If you are looking to buy a Windows 7 machine, you only have 364 days to do so as Microsoft has updated its lifecycle page for Windows 7 to close the chapter of this OS for OEMs on October 31st. After this date, you may still be able to find machines but OEMs will not be able to license new devices which means only existing inventory will be sold.
For corporations who are still using this OS, this date will be important if they are planning on rolling out new hardware but want to use the older OS. For consumers, this means that this holiday shopping season is likely the last time that they can buy a Windows 7 machine.
In a bit of irony, Windows 8 will reach end of life for PC OEMs ahead of Windows 7; the last day that vendors can load the OS on to a machine is June 30th.
Windows 10 is proving to be popular with consumers and the corporate markets. While Windows 8 did not sell well to either group, Windows 10 is quickly growing in market share and for most users, they will skip Windows 8 and jump straight to Windows 10.
Microsoft is dangling a carrot for corporations, where it makes most of its Windows revenue, with features under the Windows Update for Business umbrella that they hope will entice corporations to upgrade.
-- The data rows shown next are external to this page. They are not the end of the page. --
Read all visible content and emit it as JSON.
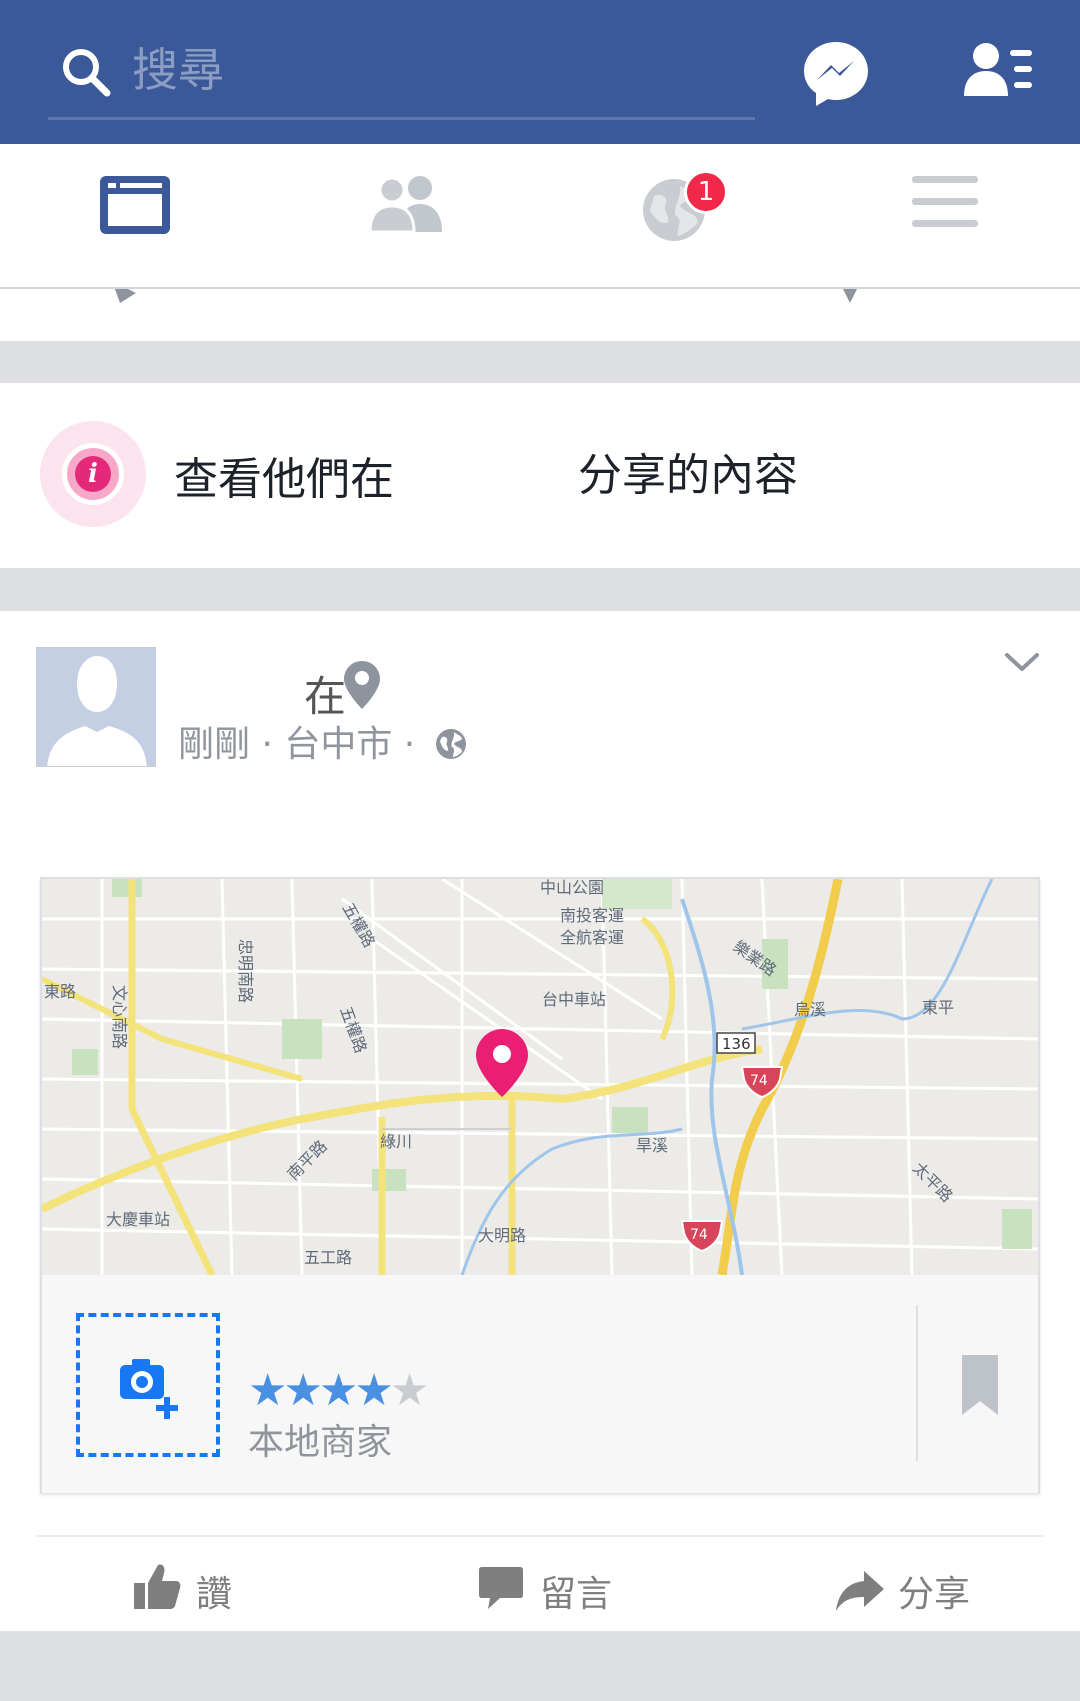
{
  "search": {
    "placeholder": "搜尋"
  },
  "badge": {
    "count": "1"
  },
  "info_banner": {
    "text_start": "查看他們在",
    "text_end": "分享的內容"
  },
  "post": {
    "in_label": "在",
    "meta": "剛剛 · 台中市 ·",
    "place": {
      "rating": 4,
      "rating_max": 5,
      "category": "本地商家"
    },
    "map_labels": {
      "park": "中山公園",
      "bus1": "南投客運",
      "bus2": "全航客運",
      "road_lerye": "樂業路",
      "station": "台中車站",
      "road_east": "東平",
      "road_wuquan_top": "五權路",
      "road_zhongming": "忠明南路",
      "road_wenxin": "文心南路",
      "road_left": "東路",
      "road_wuquan": "五權路",
      "route136": "136",
      "route74a": "74",
      "route74b": "74",
      "stream": "綠川",
      "road_nanping": "南平路",
      "creek": "旱溪",
      "river": "烏溪",
      "daqing": "大慶車站",
      "road_taiping": "太平路",
      "road_daming": "大明路",
      "road_bottom": "五工路"
    }
  },
  "actions": {
    "like": "讚",
    "comment": "留言",
    "share": "分享"
  },
  "colors": {
    "brand": "#3b5998",
    "pin": "#ea1f73",
    "star": "#4a90e2"
  }
}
By offering greater control of the update process and patch deployment, Windows 10 should help to ease internal network congestion while improving security with features like Windows Hello.